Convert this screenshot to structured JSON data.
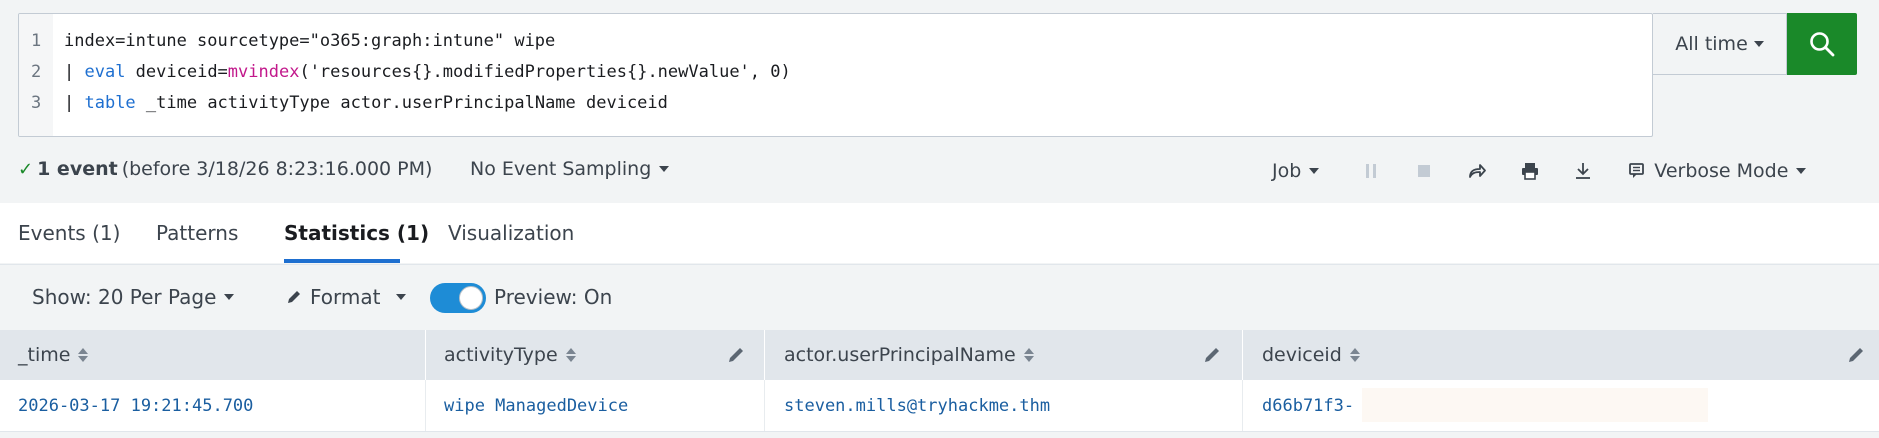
{
  "search": {
    "lines": [
      {
        "num": "1",
        "text": "index=intune sourcetype=\"o365:graph:intune\" wipe"
      },
      {
        "num": "2",
        "pipe": "| ",
        "cmd": "eval",
        "pre": " deviceid=",
        "fn": "mvindex",
        "rest": "('resources{}.modifiedProperties{}.newValue', 0)"
      },
      {
        "num": "3",
        "pipe": "| ",
        "cmd": "table",
        "rest": " _time activityType actor.userPrincipalName deviceid"
      }
    ],
    "time_range": "All time",
    "accent": "#1a8929"
  },
  "status": {
    "event_count": "1 event",
    "detail": "(before 3/18/26 8:23:16.000 PM)",
    "sampling": "No Event Sampling",
    "job": "Job",
    "mode": "Verbose Mode"
  },
  "tabs": [
    {
      "label": "Events (1)",
      "active": false
    },
    {
      "label": "Patterns",
      "active": false
    },
    {
      "label": "Statistics (1)",
      "active": true
    },
    {
      "label": "Visualization",
      "active": false
    }
  ],
  "toolbar": {
    "show": "Show: 20 Per Page",
    "format": "Format",
    "preview": "Preview: On",
    "preview_on": true
  },
  "table": {
    "columns": [
      "_time",
      "activityType",
      "actor.userPrincipalName",
      "deviceid"
    ],
    "rows": [
      [
        "2026-03-17 19:21:45.700",
        "wipe ManagedDevice",
        "steven.mills@tryhackme.thm",
        "d66b71f3-"
      ]
    ]
  },
  "icons": {
    "search": "search-icon",
    "check": "checkmark-icon",
    "pause": "pause-icon",
    "stop": "stop-icon",
    "share": "share-icon",
    "print": "print-icon",
    "export": "download-icon",
    "mode": "mode-icon",
    "edit": "pencil-icon"
  }
}
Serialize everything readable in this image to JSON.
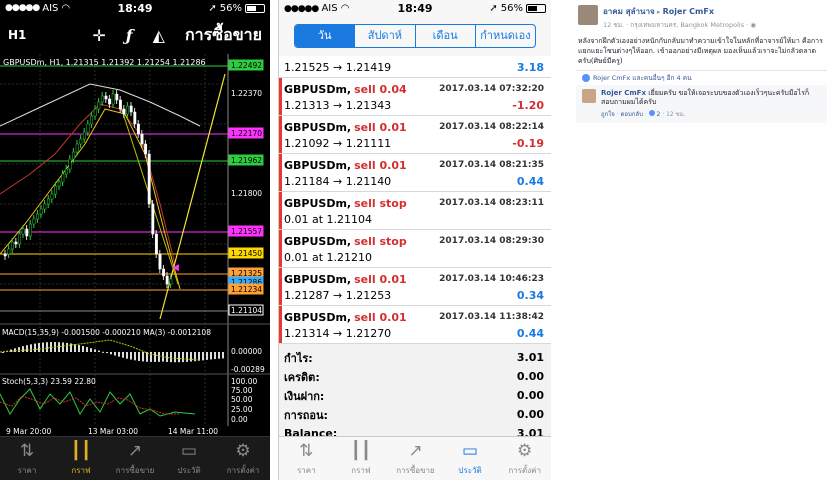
{
  "status": {
    "carrier": "AIS",
    "time": "18:49",
    "battery": "56%",
    "battery_level": 0.56
  },
  "chart_screen": {
    "timeframe": "H1",
    "trade_label": "การซื้อขาย",
    "symbol_info": "GBPUSDm, H1, 1.21315 1.21392 1.21254 1.21286",
    "price_levels": [
      {
        "value": "1.22492",
        "color": "#2ecc40",
        "boxed": true
      },
      {
        "value": "1.22370",
        "color": "#ffffff",
        "boxed": false
      },
      {
        "value": "1.22170",
        "color": "#ff33ff",
        "boxed": true
      },
      {
        "value": "1.21962",
        "color": "#2ecc40",
        "boxed": true
      },
      {
        "value": "1.21800",
        "color": "#ffffff",
        "boxed": false
      },
      {
        "value": "1.21557",
        "color": "#ff33ff",
        "boxed": true
      },
      {
        "value": "1.21450",
        "color": "#ffd700",
        "boxed": true
      },
      {
        "value": "1.21325",
        "color": "#ffa033",
        "boxed": true
      },
      {
        "value": "1.21286",
        "color": "#33aaff",
        "boxed": true
      },
      {
        "value": "1.21234",
        "color": "#ffa033",
        "boxed": true
      },
      {
        "value": "1.21104",
        "color": "#ffffff",
        "boxed": true
      }
    ],
    "macd_label": "MACD(15,35,9) -0.001500 -0.000210 MA(3) -0.0012108",
    "macd_levels": [
      "0.00000",
      "-0.00289"
    ],
    "stoch_label": "Stoch(5,3,3) 23.59 22.80",
    "stoch_levels": [
      "100.00",
      "75.00",
      "50.00",
      "25.00",
      "0.00"
    ],
    "dates": [
      "9 Mar 20:00",
      "13 Mar 03:00",
      "14 Mar 11:00"
    ]
  },
  "history_screen": {
    "segments": [
      "วัน",
      "สัปดาห์",
      "เดือน",
      "กำหนดเอง"
    ],
    "active_segment": 0,
    "first_row": {
      "prices": "1.21525 → 1.21419",
      "profit": "3.18",
      "profit_sign": "pos"
    },
    "trades": [
      {
        "symbol": "GBPUSDm,",
        "side": "sell 0.04",
        "time": "2017.03.14 07:32:20",
        "prices": "1.21313 → 1.21343",
        "profit": "-1.20",
        "profit_sign": "neg"
      },
      {
        "symbol": "GBPUSDm,",
        "side": "sell 0.01",
        "time": "2017.03.14 08:22:14",
        "prices": "1.21092 → 1.21111",
        "profit": "-0.19",
        "profit_sign": "neg"
      },
      {
        "symbol": "GBPUSDm,",
        "side": "sell 0.01",
        "time": "2017.03.14 08:21:35",
        "prices": "1.21184 → 1.21140",
        "profit": "0.44",
        "profit_sign": "pos"
      },
      {
        "symbol": "GBPUSDm,",
        "side": "sell stop",
        "time": "2017.03.14 08:23:11",
        "prices": "0.01 at 1.21104",
        "profit": "",
        "profit_sign": "pos"
      },
      {
        "symbol": "GBPUSDm,",
        "side": "sell stop",
        "time": "2017.03.14 08:29:30",
        "prices": "0.01 at 1.21210",
        "profit": "",
        "profit_sign": "pos"
      },
      {
        "symbol": "GBPUSDm,",
        "side": "sell 0.01",
        "time": "2017.03.14 10:46:23",
        "prices": "1.21287 → 1.21253",
        "profit": "0.34",
        "profit_sign": "pos"
      },
      {
        "symbol": "GBPUSDm,",
        "side": "sell 0.01",
        "time": "2017.03.14 11:38:42",
        "prices": "1.21314 → 1.21270",
        "profit": "0.44",
        "profit_sign": "pos"
      }
    ],
    "summary": [
      {
        "label": "กำไร:",
        "value": "3.01"
      },
      {
        "label": "เครดิต:",
        "value": "0.00"
      },
      {
        "label": "เงินฝาก:",
        "value": "0.00"
      },
      {
        "label": "การถอน:",
        "value": "0.00"
      },
      {
        "label": "Balance:",
        "value": "3.01"
      }
    ]
  },
  "tabs": [
    {
      "label": "ราคา",
      "icon": "quotes-icon"
    },
    {
      "label": "กราฟ",
      "icon": "chart-icon"
    },
    {
      "label": "การซื้อขาย",
      "icon": "trade-icon"
    },
    {
      "label": "ประวัติ",
      "icon": "history-icon"
    },
    {
      "label": "การตั้งค่า",
      "icon": "settings-icon"
    }
  ],
  "facebook": {
    "author": "อาคม สุลำนาจ",
    "arrow": "▸",
    "target": "Rojer CmFx",
    "meta": "12 ชม. · กรุงเทพมหานคร, Bangkok Metropolis · ",
    "text": "หลังจากฝึกตัวเองอย่างหนักกับกลับมาทำความเข้าใจในหลักที่อาจารย์ให้มา คือการแยกแยะโซนต่างๆให้ออก. เข้าออกอย่างมีเหตุผล มองเห็นแล้วเราจะไม่กลัวตลาดครับ(ศิษย์มีครู)",
    "likes": "Rojer CmFx และคนอื่นๆ อีก 4 คน",
    "comment_author": "Rojer CmFx",
    "comment_text": "เยี่ยมครับ ขอให้เจอระบบของตัวเองเร็วๆนะครับมือไรก็สอบถามผมได้ครับ",
    "comment_like": "ถูกใจ",
    "comment_reply": "ตอบกลับ",
    "comment_likes": "2",
    "comment_time": "12 ชม."
  }
}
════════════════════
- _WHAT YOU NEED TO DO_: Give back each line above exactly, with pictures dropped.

- _RESULT FOR THIS TASK_:
Convert this screenshot to structured JSON data.
{
  "search": {
    "lines": [
      {
        "num": "1",
        "text": "index=intune sourcetype=\"o365:graph:intune\" wipe"
      },
      {
        "num": "2",
        "pipe": "| ",
        "cmd": "eval",
        "pre": " deviceid=",
        "fn": "mvindex",
        "rest": "('resources{}.modifiedProperties{}.newValue', 0)"
      },
      {
        "num": "3",
        "pipe": "| ",
        "cmd": "table",
        "rest": " _time activityType actor.userPrincipalName deviceid"
      }
    ],
    "time_range": "All time",
    "accent": "#1a8929"
  },
  "status": {
    "event_count": "1 event",
    "detail": "(before 3/18/26 8:23:16.000 PM)",
    "sampling": "No Event Sampling",
    "job": "Job",
    "mode": "Verbose Mode"
  },
  "tabs": [
    {
      "label": "Events (1)",
      "active": false
    },
    {
      "label": "Patterns",
      "active": false
    },
    {
      "label": "Statistics (1)",
      "active": true
    },
    {
      "label": "Visualization",
      "active": false
    }
  ],
  "toolbar": {
    "show": "Show: 20 Per Page",
    "format": "Format",
    "preview": "Preview: On",
    "preview_on": true
  },
  "table": {
    "columns": [
      "_time",
      "activityType",
      "actor.userPrincipalName",
      "deviceid"
    ],
    "rows": [
      [
        "2026-03-17 19:21:45.700",
        "wipe ManagedDevice",
        "steven.mills@tryhackme.thm",
        "d66b71f3-"
      ]
    ]
  },
  "icons": {
    "search": "search-icon",
    "check": "checkmark-icon",
    "pause": "pause-icon",
    "stop": "stop-icon",
    "share": "share-icon",
    "print": "print-icon",
    "export": "download-icon",
    "mode": "mode-icon",
    "edit": "pencil-icon"
  }
}
Serialize everything readable in this image to JSON.
{
  "status": {
    "carrier": "AIS",
    "time": "18:49",
    "battery": "56%",
    "battery_level": 0.56
  },
  "chart_screen": {
    "timeframe": "H1",
    "trade_label": "การซื้อขาย",
    "symbol_info": "GBPUSDm, H1, 1.21315 1.21392 1.21254 1.21286",
    "price_levels": [
      {
        "value": "1.22492",
        "color": "#2ecc40",
        "boxed": true
      },
      {
        "value": "1.22370",
        "color": "#ffffff",
        "boxed": false
      },
      {
        "value": "1.22170",
        "color": "#ff33ff",
        "boxed": true
      },
      {
        "value": "1.21962",
        "color": "#2ecc40",
        "boxed": true
      },
      {
        "value": "1.21800",
        "color": "#ffffff",
        "boxed": false
      },
      {
        "value": "1.21557",
        "color": "#ff33ff",
        "boxed": true
      },
      {
        "value": "1.21450",
        "color": "#ffd700",
        "boxed": true
      },
      {
        "value": "1.21325",
        "color": "#ffa033",
        "boxed": true
      },
      {
        "value": "1.21286",
        "color": "#33aaff",
        "boxed": true
      },
      {
        "value": "1.21234",
        "color": "#ffa033",
        "boxed": true
      },
      {
        "value": "1.21104",
        "color": "#ffffff",
        "boxed": true
      }
    ],
    "macd_label": "MACD(15,35,9) -0.001500 -0.000210 MA(3) -0.0012108",
    "macd_levels": [
      "0.00000",
      "-0.00289"
    ],
    "stoch_label": "Stoch(5,3,3) 23.59 22.80",
    "stoch_levels": [
      "100.00",
      "75.00",
      "50.00",
      "25.00",
      "0.00"
    ],
    "dates": [
      "9 Mar 20:00",
      "13 Mar 03:00",
      "14 Mar 11:00"
    ]
  },
  "history_screen": {
    "segments": [
      "วัน",
      "สัปดาห์",
      "เดือน",
      "กำหนดเอง"
    ],
    "active_segment": 0,
    "first_row": {
      "prices": "1.21525 → 1.21419",
      "profit": "3.18",
      "profit_sign": "pos"
    },
    "trades": [
      {
        "symbol": "GBPUSDm,",
        "side": "sell 0.04",
        "time": "2017.03.14 07:32:20",
        "prices": "1.21313 → 1.21343",
        "profit": "-1.20",
        "profit_sign": "neg"
      },
      {
        "symbol": "GBPUSDm,",
        "side": "sell 0.01",
        "time": "2017.03.14 08:22:14",
        "prices": "1.21092 → 1.21111",
        "profit": "-0.19",
        "profit_sign": "neg"
      },
      {
        "symbol": "GBPUSDm,",
        "side": "sell 0.01",
        "time": "2017.03.14 08:21:35",
        "prices": "1.21184 → 1.21140",
        "profit": "0.44",
        "profit_sign": "pos"
      },
      {
        "symbol": "GBPUSDm,",
        "side": "sell stop",
        "time": "2017.03.14 08:23:11",
        "prices": "0.01 at 1.21104",
        "profit": "",
        "profit_sign": "pos"
      },
      {
        "symbol": "GBPUSDm,",
        "side": "sell stop",
        "time": "2017.03.14 08:29:30",
        "prices": "0.01 at 1.21210",
        "profit": "",
        "profit_sign": "pos"
      },
      {
        "symbol": "GBPUSDm,",
        "side": "sell 0.01",
        "time": "2017.03.14 10:46:23",
        "prices": "1.21287 → 1.21253",
        "profit": "0.34",
        "profit_sign": "pos"
      },
      {
        "symbol": "GBPUSDm,",
        "side": "sell 0.01",
        "time": "2017.03.14 11:38:42",
        "prices": "1.21314 → 1.21270",
        "profit": "0.44",
        "profit_sign": "pos"
      }
    ],
    "summary": [
      {
        "label": "กำไร:",
        "value": "3.01"
      },
      {
        "label": "เครดิต:",
        "value": "0.00"
      },
      {
        "label": "เงินฝาก:",
        "value": "0.00"
      },
      {
        "label": "การถอน:",
        "value": "0.00"
      },
      {
        "label": "Balance:",
        "value": "3.01"
      }
    ]
  },
  "tabs": [
    {
      "label": "ราคา",
      "icon": "quotes-icon"
    },
    {
      "label": "กราฟ",
      "icon": "chart-icon"
    },
    {
      "label": "การซื้อขาย",
      "icon": "trade-icon"
    },
    {
      "label": "ประวัติ",
      "icon": "history-icon"
    },
    {
      "label": "การตั้งค่า",
      "icon": "settings-icon"
    }
  ],
  "facebook": {
    "author": "อาคม สุลำนาจ",
    "arrow": "▸",
    "target": "Rojer CmFx",
    "meta": "12 ชม. · กรุงเทพมหานคร, Bangkok Metropolis · ",
    "text": "หลังจากฝึกตัวเองอย่างหนักกับกลับมาทำความเข้าใจในหลักที่อาจารย์ให้มา คือการแยกแยะโซนต่างๆให้ออก. เข้าออกอย่างมีเหตุผล มองเห็นแล้วเราจะไม่กลัวตลาดครับ(ศิษย์มีครู)",
    "likes": "Rojer CmFx และคนอื่นๆ อีก 4 คน",
    "comment_author": "Rojer CmFx",
    "comment_text": "เยี่ยมครับ ขอให้เจอระบบของตัวเองเร็วๆนะครับมือไรก็สอบถามผมได้ครับ",
    "comment_like": "ถูกใจ",
    "comment_reply": "ตอบกลับ",
    "comment_likes": "2",
    "comment_time": "12 ชม."
  }
}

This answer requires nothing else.